[Items from an interface collection]
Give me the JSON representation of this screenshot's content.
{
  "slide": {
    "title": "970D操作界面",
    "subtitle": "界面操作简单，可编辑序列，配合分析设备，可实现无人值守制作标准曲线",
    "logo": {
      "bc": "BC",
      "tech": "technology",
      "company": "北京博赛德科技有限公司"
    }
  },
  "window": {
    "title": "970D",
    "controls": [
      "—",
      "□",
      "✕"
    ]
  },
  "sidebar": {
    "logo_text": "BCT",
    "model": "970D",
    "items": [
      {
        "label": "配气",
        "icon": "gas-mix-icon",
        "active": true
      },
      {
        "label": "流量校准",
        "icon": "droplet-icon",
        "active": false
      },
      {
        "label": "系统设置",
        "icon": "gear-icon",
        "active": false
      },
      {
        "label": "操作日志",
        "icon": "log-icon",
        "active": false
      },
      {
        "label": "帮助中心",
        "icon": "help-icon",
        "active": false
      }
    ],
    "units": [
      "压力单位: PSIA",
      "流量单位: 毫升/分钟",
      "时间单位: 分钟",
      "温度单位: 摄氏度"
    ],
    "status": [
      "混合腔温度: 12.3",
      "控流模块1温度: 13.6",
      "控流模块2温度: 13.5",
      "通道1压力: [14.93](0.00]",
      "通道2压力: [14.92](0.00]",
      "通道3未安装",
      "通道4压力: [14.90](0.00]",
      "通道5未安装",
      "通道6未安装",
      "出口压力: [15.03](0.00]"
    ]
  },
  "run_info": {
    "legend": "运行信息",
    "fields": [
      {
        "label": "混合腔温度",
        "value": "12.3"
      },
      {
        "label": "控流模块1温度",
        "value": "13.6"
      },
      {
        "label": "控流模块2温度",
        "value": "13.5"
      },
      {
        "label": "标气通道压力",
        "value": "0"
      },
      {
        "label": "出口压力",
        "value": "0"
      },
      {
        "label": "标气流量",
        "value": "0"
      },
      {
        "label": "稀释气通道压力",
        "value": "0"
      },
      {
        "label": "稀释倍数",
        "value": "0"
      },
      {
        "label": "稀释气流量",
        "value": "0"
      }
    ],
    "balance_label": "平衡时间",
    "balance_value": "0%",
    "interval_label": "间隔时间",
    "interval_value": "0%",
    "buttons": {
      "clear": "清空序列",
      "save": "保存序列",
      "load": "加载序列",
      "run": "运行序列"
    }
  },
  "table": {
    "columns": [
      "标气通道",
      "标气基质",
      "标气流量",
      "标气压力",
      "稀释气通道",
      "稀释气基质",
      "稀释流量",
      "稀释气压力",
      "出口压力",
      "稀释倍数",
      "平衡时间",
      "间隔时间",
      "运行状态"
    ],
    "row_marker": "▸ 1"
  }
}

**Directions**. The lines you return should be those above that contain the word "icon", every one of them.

**Task answer**.
        "icon": "gas-mix-icon",
        "icon": "droplet-icon",
        "icon": "gear-icon",
        "icon": "log-icon",
        "icon": "help-icon",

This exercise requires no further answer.